* Your objective
If a line in the data holds the string "true", list it.

* Exercise data
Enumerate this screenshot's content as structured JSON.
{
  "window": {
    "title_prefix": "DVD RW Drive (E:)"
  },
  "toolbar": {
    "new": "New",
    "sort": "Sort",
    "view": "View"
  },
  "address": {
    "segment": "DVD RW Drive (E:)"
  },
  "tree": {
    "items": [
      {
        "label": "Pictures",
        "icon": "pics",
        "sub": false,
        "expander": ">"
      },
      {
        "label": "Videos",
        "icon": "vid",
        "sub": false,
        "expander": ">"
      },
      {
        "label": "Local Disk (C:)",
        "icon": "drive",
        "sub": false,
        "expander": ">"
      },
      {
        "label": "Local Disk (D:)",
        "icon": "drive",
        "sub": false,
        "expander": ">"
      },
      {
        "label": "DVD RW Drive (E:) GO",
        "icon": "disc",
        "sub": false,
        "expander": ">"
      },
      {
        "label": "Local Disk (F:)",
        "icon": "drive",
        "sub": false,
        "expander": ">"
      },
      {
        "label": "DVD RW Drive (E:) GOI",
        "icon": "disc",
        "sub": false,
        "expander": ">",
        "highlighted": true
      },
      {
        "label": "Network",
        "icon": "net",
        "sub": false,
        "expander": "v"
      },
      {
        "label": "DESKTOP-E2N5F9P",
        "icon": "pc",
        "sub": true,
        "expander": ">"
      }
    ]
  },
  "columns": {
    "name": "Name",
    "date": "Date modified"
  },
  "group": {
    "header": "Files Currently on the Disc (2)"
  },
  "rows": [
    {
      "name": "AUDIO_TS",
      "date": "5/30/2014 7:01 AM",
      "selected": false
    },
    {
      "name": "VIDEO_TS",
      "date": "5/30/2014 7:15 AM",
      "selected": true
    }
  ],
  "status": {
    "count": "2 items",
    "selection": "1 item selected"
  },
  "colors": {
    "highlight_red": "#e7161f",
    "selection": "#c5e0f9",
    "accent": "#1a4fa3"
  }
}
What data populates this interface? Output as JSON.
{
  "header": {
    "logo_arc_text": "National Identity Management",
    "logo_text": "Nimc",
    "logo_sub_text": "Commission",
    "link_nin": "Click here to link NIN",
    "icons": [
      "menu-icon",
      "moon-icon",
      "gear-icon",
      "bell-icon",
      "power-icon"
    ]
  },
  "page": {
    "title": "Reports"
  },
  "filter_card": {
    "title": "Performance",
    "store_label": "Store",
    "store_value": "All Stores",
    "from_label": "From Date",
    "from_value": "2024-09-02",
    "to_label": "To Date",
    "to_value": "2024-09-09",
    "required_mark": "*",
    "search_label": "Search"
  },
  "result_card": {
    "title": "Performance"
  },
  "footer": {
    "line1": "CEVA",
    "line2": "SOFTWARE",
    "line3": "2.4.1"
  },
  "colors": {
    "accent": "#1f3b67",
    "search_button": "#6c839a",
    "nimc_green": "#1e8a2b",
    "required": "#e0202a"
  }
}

* Result of this task
        "highlighted": true
        "sub": true,
      "selected": true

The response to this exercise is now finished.